[Start of section]

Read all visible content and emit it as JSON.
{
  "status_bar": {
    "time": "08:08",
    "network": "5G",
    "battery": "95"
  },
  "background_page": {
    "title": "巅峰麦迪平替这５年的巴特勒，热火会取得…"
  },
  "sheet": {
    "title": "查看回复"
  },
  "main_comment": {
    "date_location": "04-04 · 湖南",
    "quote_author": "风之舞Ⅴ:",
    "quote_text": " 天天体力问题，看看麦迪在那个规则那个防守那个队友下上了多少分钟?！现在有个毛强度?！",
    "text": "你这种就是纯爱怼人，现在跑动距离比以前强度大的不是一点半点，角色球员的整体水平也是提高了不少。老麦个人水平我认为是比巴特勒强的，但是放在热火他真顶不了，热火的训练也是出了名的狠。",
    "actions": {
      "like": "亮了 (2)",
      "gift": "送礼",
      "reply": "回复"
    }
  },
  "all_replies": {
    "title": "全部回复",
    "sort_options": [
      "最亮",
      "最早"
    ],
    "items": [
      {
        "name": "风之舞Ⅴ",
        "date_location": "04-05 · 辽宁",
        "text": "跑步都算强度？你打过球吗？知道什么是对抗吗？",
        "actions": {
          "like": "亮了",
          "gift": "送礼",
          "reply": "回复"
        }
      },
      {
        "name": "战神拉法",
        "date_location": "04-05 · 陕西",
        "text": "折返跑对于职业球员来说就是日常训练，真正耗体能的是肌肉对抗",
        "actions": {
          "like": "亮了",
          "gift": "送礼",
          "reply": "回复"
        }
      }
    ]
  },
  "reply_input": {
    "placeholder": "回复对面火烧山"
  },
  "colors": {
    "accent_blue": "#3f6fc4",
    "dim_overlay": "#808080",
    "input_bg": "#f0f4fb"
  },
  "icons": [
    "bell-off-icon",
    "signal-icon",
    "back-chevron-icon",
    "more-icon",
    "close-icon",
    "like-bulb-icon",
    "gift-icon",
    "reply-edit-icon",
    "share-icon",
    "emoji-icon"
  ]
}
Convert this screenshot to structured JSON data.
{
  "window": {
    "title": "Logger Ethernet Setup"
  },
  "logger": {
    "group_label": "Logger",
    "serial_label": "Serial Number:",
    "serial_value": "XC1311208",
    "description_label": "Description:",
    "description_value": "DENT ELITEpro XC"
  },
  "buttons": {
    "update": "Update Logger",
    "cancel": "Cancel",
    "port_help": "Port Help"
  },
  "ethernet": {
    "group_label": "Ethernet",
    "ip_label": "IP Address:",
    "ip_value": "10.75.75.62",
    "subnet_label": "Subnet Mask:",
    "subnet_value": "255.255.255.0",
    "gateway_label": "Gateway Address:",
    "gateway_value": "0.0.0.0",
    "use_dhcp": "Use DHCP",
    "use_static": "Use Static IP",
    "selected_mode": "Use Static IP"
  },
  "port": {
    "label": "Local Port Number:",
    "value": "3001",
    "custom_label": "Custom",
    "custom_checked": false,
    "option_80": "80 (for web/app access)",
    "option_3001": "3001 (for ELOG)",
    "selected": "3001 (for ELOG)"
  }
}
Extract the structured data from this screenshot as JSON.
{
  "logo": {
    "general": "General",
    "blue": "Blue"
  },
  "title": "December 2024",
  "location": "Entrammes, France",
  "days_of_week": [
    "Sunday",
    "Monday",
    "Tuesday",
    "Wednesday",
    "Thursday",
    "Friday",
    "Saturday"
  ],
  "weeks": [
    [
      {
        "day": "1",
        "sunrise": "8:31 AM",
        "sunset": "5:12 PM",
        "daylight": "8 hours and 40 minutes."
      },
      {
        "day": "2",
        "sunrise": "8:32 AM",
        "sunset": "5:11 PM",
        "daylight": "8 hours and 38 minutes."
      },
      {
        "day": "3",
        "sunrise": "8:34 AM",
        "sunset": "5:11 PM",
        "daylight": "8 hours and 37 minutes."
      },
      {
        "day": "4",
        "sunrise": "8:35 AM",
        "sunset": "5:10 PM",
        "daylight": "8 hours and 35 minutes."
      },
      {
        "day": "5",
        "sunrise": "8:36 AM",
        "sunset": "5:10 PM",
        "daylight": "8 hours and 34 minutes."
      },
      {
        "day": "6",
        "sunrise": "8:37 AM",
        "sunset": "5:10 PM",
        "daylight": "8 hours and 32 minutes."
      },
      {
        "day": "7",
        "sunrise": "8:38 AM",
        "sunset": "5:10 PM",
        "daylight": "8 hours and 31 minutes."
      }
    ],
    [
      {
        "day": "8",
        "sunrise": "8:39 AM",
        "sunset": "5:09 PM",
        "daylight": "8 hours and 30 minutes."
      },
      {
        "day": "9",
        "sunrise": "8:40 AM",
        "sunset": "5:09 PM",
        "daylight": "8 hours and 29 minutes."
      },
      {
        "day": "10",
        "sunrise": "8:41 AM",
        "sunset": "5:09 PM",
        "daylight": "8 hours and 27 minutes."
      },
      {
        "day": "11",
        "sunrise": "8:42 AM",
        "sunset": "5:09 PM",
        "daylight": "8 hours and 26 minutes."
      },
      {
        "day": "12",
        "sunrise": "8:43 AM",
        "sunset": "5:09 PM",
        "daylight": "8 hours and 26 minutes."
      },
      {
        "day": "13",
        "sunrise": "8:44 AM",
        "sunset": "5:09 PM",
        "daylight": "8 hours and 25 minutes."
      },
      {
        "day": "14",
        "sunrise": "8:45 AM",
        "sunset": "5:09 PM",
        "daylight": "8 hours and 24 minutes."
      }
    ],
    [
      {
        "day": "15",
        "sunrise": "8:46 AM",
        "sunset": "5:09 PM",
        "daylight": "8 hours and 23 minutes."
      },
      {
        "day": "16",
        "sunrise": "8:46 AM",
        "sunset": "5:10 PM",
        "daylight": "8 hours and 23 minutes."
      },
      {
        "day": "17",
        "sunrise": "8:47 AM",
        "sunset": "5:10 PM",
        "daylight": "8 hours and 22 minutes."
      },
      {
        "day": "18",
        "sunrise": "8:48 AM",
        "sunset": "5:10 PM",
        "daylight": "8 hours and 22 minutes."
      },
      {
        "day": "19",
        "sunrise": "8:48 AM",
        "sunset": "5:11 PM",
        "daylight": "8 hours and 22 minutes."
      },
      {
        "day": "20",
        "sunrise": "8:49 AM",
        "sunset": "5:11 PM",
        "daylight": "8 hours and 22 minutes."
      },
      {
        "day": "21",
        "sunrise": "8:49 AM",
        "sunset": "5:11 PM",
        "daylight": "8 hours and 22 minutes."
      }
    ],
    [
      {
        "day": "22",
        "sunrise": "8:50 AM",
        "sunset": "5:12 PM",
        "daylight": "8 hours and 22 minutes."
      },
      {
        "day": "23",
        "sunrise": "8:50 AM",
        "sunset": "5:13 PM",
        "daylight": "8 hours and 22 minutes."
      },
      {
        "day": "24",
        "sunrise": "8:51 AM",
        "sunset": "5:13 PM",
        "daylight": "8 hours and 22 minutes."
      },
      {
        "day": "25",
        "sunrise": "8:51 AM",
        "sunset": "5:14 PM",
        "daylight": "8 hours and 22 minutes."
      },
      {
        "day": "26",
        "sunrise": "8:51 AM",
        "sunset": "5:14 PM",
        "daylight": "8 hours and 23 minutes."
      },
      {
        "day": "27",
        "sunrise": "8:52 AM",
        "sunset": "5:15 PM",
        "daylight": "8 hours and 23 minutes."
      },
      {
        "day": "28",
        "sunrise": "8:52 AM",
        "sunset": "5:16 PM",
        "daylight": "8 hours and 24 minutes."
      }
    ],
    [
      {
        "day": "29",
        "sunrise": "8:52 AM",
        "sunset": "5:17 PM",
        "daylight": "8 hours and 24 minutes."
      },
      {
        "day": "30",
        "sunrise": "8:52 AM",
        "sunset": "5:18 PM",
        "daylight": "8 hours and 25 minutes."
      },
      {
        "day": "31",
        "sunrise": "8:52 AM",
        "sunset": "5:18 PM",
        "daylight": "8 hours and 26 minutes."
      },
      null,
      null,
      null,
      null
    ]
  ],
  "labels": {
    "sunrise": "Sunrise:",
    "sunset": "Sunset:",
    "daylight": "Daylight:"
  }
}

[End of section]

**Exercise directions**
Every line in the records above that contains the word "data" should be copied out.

**Solution to this problem**
Convert this screenshot to structured JSON data.
Extract the structured data from this screenshot as JSON.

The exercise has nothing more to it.